THE TASK ::
The pictures are to be left out when the listing below is reproduced word for word.

DATASET ::

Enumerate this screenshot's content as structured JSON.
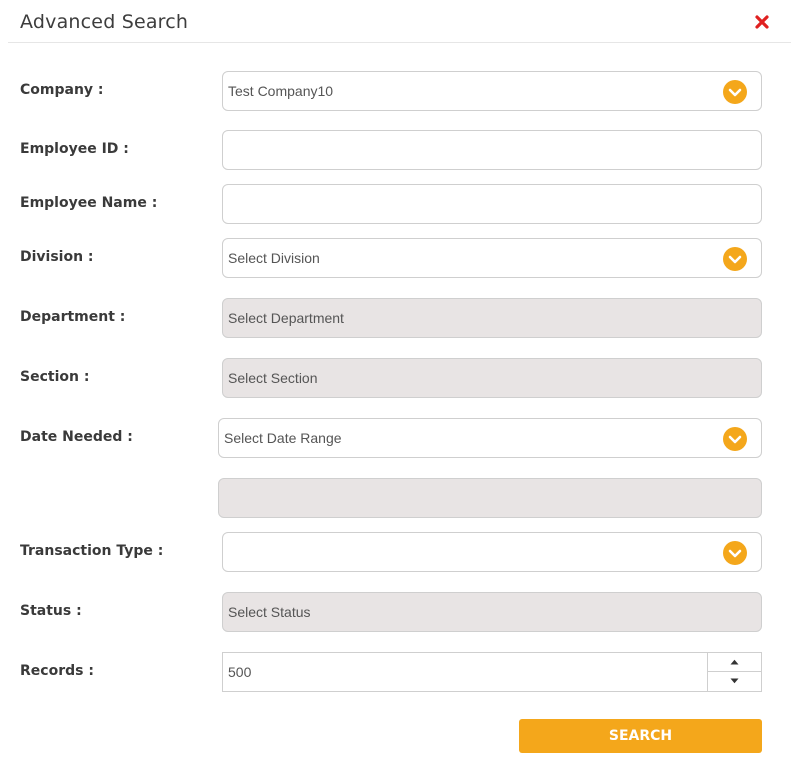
{
  "dialog": {
    "title": "Advanced Search"
  },
  "colors": {
    "accent": "#f4a71b",
    "close": "#e02020",
    "disabled_bg": "#e8e4e4"
  },
  "form": {
    "company_label": "Company :",
    "company_value": "Test Company10",
    "employee_id_label": "Employee ID :",
    "employee_id_value": "",
    "employee_name_label": "Employee Name :",
    "employee_name_value": "",
    "division_label": "Division :",
    "division_value": "Select Division",
    "department_label": "Department :",
    "department_value": "Select Department",
    "section_label": "Section :",
    "section_value": "Select Section",
    "date_needed_label": "Date Needed :",
    "date_needed_value": "Select Date Range",
    "date_range_value": "",
    "transaction_type_label": "Transaction Type :",
    "transaction_type_value": "",
    "status_label": "Status :",
    "status_value": "Select Status",
    "records_label": "Records :",
    "records_value": "500"
  },
  "actions": {
    "search_label": "SEARCH"
  },
  "icons": {
    "close": "close-icon",
    "dropdown": "chevron-down-icon",
    "spinner_up": "caret-up-icon",
    "spinner_down": "caret-down-icon"
  }
}
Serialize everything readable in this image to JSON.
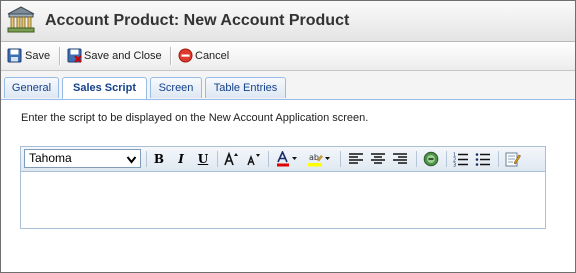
{
  "window": {
    "title": "Account Product: New Account Product",
    "icon": "bank-building-icon"
  },
  "toolbar": {
    "save_label": "Save",
    "save_close_label": "Save and Close",
    "cancel_label": "Cancel"
  },
  "tabs": [
    {
      "label": "General",
      "active": false
    },
    {
      "label": "Sales Script",
      "active": true
    },
    {
      "label": "Screen",
      "active": false
    },
    {
      "label": "Table Entries",
      "active": false
    }
  ],
  "content": {
    "instruction": "Enter the script to be displayed on the New Account Application screen."
  },
  "editor": {
    "font_value": "Tahoma",
    "toolbar_icons": [
      "bold-icon",
      "italic-icon",
      "underline-icon",
      "grow-font-icon",
      "shrink-font-icon",
      "font-color-icon",
      "highlight-color-icon",
      "align-left-icon",
      "align-center-icon",
      "align-right-icon",
      "insert-link-icon",
      "ordered-list-icon",
      "unordered-list-icon",
      "source-edit-icon"
    ],
    "bold_glyph": "B",
    "italic_glyph": "I",
    "underline_glyph": "U",
    "content": ""
  },
  "colors": {
    "tab_text": "#15428b",
    "font_color_bar": "#e00000",
    "highlight_bar": "#ffff00"
  }
}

EXERCISE OUTPUT ::
Enumerate this screenshot's content as structured JSON.
{
  "dialog": {
    "title": "Advanced Search"
  },
  "colors": {
    "accent": "#f4a71b",
    "close": "#e02020",
    "disabled_bg": "#e8e4e4"
  },
  "form": {
    "company_label": "Company :",
    "company_value": "Test Company10",
    "employee_id_label": "Employee ID :",
    "employee_id_value": "",
    "employee_name_label": "Employee Name :",
    "employee_name_value": "",
    "division_label": "Division :",
    "division_value": "Select Division",
    "department_label": "Department :",
    "department_value": "Select Department",
    "section_label": "Section :",
    "section_value": "Select Section",
    "date_needed_label": "Date Needed :",
    "date_needed_value": "Select Date Range",
    "date_range_value": "",
    "transaction_type_label": "Transaction Type :",
    "transaction_type_value": "",
    "status_label": "Status :",
    "status_value": "Select Status",
    "records_label": "Records :",
    "records_value": "500"
  },
  "actions": {
    "search_label": "SEARCH"
  },
  "icons": {
    "close": "close-icon",
    "dropdown": "chevron-down-icon",
    "spinner_up": "caret-up-icon",
    "spinner_down": "caret-down-icon"
  }
}
Serialize everything readable in this image to JSON.
{
  "window": {
    "title": "Account Product: New Account Product",
    "icon": "bank-building-icon"
  },
  "toolbar": {
    "save_label": "Save",
    "save_close_label": "Save and Close",
    "cancel_label": "Cancel"
  },
  "tabs": [
    {
      "label": "General",
      "active": false
    },
    {
      "label": "Sales Script",
      "active": true
    },
    {
      "label": "Screen",
      "active": false
    },
    {
      "label": "Table Entries",
      "active": false
    }
  ],
  "content": {
    "instruction": "Enter the script to be displayed on the New Account Application screen."
  },
  "editor": {
    "font_value": "Tahoma",
    "toolbar_icons": [
      "bold-icon",
      "italic-icon",
      "underline-icon",
      "grow-font-icon",
      "shrink-font-icon",
      "font-color-icon",
      "highlight-color-icon",
      "align-left-icon",
      "align-center-icon",
      "align-right-icon",
      "insert-link-icon",
      "ordered-list-icon",
      "unordered-list-icon",
      "source-edit-icon"
    ],
    "bold_glyph": "B",
    "italic_glyph": "I",
    "underline_glyph": "U",
    "content": ""
  },
  "colors": {
    "tab_text": "#15428b",
    "font_color_bar": "#e00000",
    "highlight_bar": "#ffff00"
  }
}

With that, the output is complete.